ASSIGNMENT —
Please copy each line in the records below that contains the string "Tidak".

DATA FOR ANALYSIS —
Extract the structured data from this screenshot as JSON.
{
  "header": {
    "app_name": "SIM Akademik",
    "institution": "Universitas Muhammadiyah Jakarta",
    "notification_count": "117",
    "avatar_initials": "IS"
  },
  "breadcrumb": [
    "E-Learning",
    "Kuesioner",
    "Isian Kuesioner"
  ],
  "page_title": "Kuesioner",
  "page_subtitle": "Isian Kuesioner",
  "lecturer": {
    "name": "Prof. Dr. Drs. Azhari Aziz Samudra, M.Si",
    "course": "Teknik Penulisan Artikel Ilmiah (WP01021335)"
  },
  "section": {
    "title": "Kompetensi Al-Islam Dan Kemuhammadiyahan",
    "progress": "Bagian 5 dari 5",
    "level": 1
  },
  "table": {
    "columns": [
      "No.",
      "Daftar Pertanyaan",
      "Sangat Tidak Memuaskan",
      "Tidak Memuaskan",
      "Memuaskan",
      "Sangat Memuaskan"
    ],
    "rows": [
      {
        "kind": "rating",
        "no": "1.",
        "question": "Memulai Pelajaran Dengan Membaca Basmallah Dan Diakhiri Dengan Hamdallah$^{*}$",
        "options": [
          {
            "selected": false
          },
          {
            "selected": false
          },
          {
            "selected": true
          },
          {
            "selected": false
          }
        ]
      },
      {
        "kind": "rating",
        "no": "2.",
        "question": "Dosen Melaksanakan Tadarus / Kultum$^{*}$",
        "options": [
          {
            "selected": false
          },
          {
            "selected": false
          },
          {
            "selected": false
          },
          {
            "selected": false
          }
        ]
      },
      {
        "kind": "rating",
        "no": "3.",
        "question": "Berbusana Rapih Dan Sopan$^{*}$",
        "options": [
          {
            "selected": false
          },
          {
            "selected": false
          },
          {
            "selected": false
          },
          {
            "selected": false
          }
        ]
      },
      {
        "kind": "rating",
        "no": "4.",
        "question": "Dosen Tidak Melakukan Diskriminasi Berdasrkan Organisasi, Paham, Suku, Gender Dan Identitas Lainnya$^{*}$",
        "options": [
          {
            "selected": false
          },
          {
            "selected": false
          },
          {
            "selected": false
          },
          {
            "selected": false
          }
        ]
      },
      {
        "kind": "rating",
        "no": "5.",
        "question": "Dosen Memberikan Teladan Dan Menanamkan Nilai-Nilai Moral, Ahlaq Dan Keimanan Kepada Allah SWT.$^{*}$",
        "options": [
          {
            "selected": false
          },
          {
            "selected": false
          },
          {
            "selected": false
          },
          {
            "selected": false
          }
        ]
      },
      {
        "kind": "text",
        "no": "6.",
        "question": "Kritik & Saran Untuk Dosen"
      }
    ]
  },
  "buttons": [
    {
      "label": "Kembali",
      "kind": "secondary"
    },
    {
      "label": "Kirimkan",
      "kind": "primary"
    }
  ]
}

TASK RESPONSE —
      "Sangat Tidak Memuaskan",
      "Tidak Memuaskan",
        "question": "Dosen Tidak Melakukan Diskriminasi Berdasrkan Organisasi, Paham, Suku, Gender Dan Identitas Lainnya$^{*}$",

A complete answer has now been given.